Treatment depends on the location and severity of the blockage. In many cases, surgery is needed to remove the obstruction and may involve cutting out damaged sections of intestine. After surgery, the cat will be hospitalized for several days to recover. Owners can help prevent blockages by keeping string, rubber bands, plastic, and other hazardous items out of reach.

Other Causes

Kidney disease, cancer, stomach ulcers, liver issues, and the ingestion of toxins or foreign bodies can also sometimes cause cats to vomit up undigested food hours after eating, but these are less common causes (Source 1, Source 2). If your cat is exhibiting other symptoms like lethargy, weight loss, increased thirst/urination, or blood in the vomit, you should have your vet run tests to check for underlying conditions. An x-ray or ultrasound may be needed to identify obstructions. If the cause is determined to be something serious like cancer, appropriate treatment will be needed.


To diagnose the underlying cause of a cat vomiting undigested food, vets will typically start with a full physical exam, looking for any abnormalities or signs of illness. They may palpate the abdomen to check for masses, pain, or enlarged organs. Vets will also ask about the cat’s diet, eating habits, activity level, and any other symptoms like diarrhea or lethargy.

If the cause isn’t obvious from the exam, the vet may recommend bloodwork to check for issues like pancreatitis, kidney disease, diabetes or hyperthyroidism. Bloodwork provides a broad overview of organ function and health. The vet may also recommend imaging tests like X-rays or an ultrasound to look for foreign objects, tumors, inflamed intestines, or other issues that could cause vomiting.

In some cases, the vet may collect a fecal sample to test for parasites like giardia or worms. They may also recommend an endoscopy to get a visual examination of the stomach and upper intestines. Biopsies or fluid samples might be taken during an endoscopy to check for cancer or infection.

Once diagnostic testing is complete, the vet will analyze all the results to pinpoint the underlying cause. From there, they can recommend the appropriate treatment plan to stop the cat from vomiting undigested food and address any related health issues.


The treatment for a cat throwing up undigested food will depend on the underlying cause. Here are some common treatments:

For eating too fast – Feed smaller, more frequent meals in a maze bowl or puzzle feeder to slow down eating.

For food sensitivities – Switch to a novel protein or hypoallergenic diet recommended by your vet.

For infections – Antibiotics or anti-parasitic medications prescribed by a vet.

For blockages – Surgery may be needed to remove obstructions. IV fluids and hospitalization may help manage symptoms.

For other causes like cancer – Treatment will depend on the specific illness but may include medications, chemotherapy, radiation therapy, or surgery.

In all cases, be sure to follow your veterinarian’s treatment recommendations. Temporary fasting, anti-nausea medicines, IV fluids, and supportive care may also be prescribed.

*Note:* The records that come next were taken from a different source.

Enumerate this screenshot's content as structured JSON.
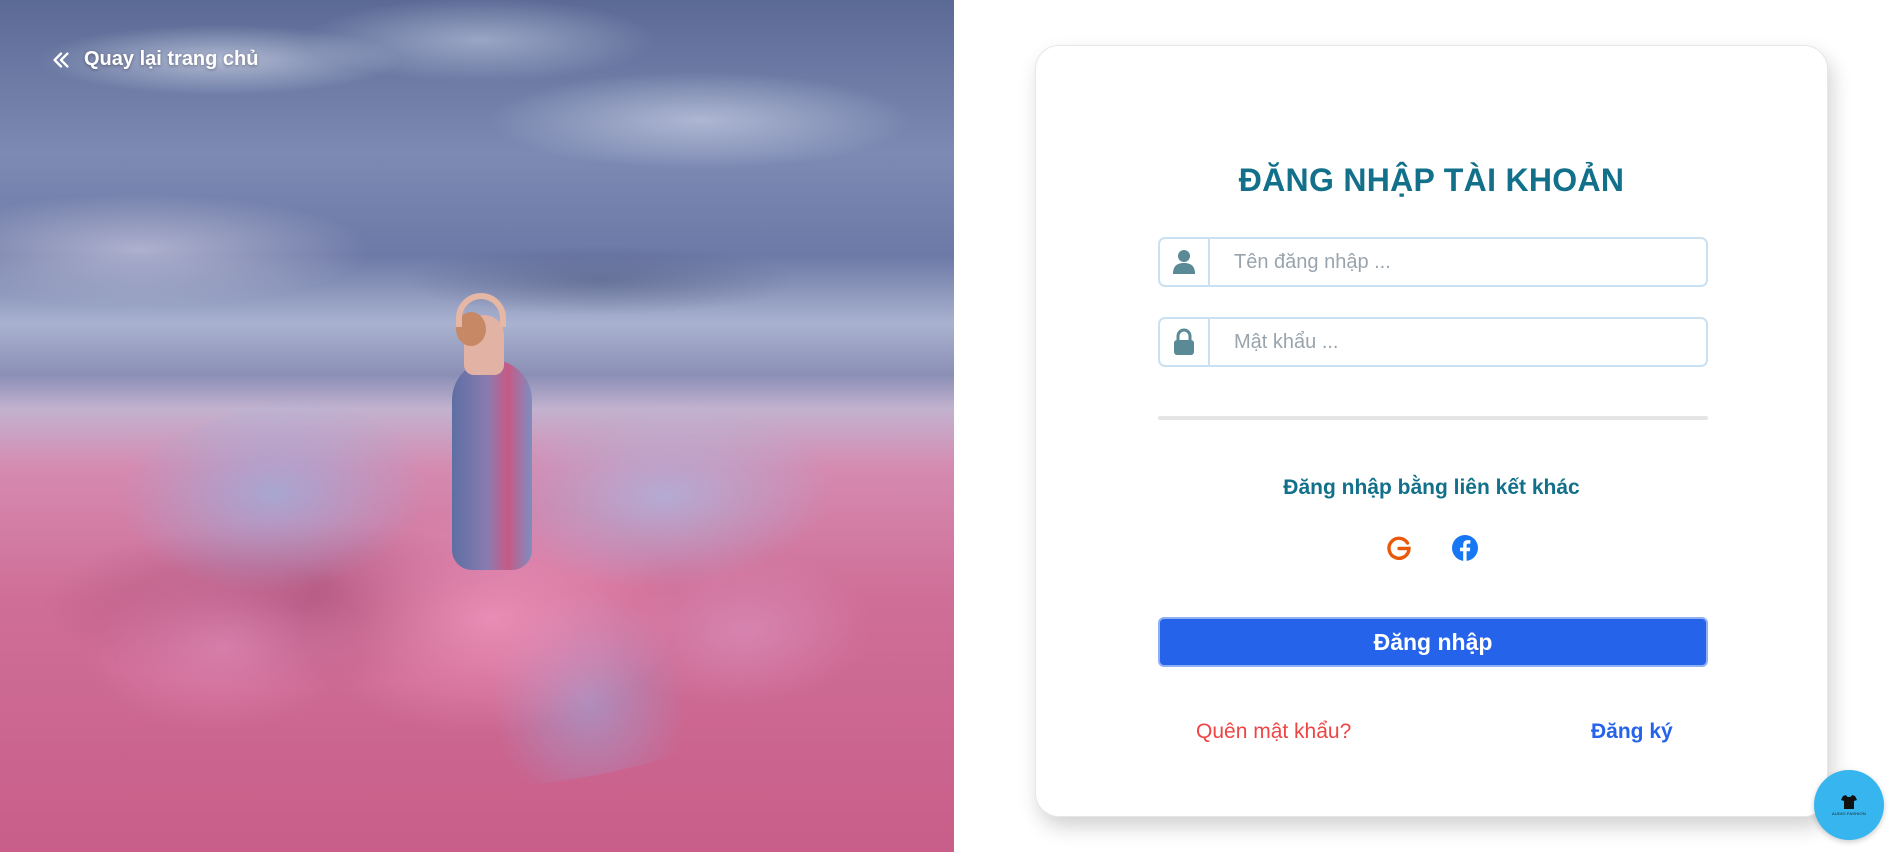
{
  "hero": {
    "back_link_label": "Quay lại trang chủ",
    "back_icon": "double-chevron-left-icon"
  },
  "login": {
    "title": "ĐĂNG NHẬP TÀI KHOẢN",
    "username": {
      "placeholder": "Tên đăng nhập ...",
      "value": "",
      "icon": "user-icon"
    },
    "password": {
      "placeholder": "Mật khẩu ...",
      "value": "",
      "icon": "lock-icon"
    },
    "alt_login_label": "Đăng nhập bằng liên kết khác",
    "social": [
      {
        "name": "google",
        "icon": "google-icon",
        "color": "#ea580c"
      },
      {
        "name": "facebook",
        "icon": "facebook-icon",
        "color": "#1877f2"
      }
    ],
    "submit_label": "Đăng nhập",
    "forgot_label": "Quên mật khẩu?",
    "register_label": "Đăng ký"
  },
  "chat_widget": {
    "logo_text": "AUDIO FASHION"
  },
  "colors": {
    "title": "#12708b",
    "primary": "#2563eb",
    "danger": "#ef4444",
    "field_border": "#c9e1f3",
    "icon": "#5b8a97",
    "chat_bg": "#37b5ee"
  }
}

The key is identifying and treating the underlying cause of the vomiting.


There are several things you can do to help prevent your cat from throwing up undigested food:

  • Feed smaller, more frequent meals – Large meals can overwhelm your cat’s stomach and lead to vomiting. Break meals into smaller portions 3-4 times a day.
  • Slow down fast eaters – Use puzzle feeders or ball feeders to make your cat eat more slowly. This gives the stomach time to digest.
  • Avoid food triggers – If your vet determines your cat has a food allergy or sensitivity, avoid those ingredients.
  • Treat underlying conditions – Follow your vet’s treatment plan for any infections, parasites, etc. causing vomiting.
  • Don’t exercise right after meals – Allow 1-2 hours for digestion before playtime.
  • Provide stress relief – Reduce stressors that may contribute to vomiting like new pets, litter issues, etc.
  • Don’t feed right before travel – Feed at least 4 hours before a car ride to prevent motion sickness vomiting.

Making adjustments to your cat’s diet and environment can go a long way in preventing vomit episodes. But if vomiting persists, always consult your veterinarian.

Scroll to Top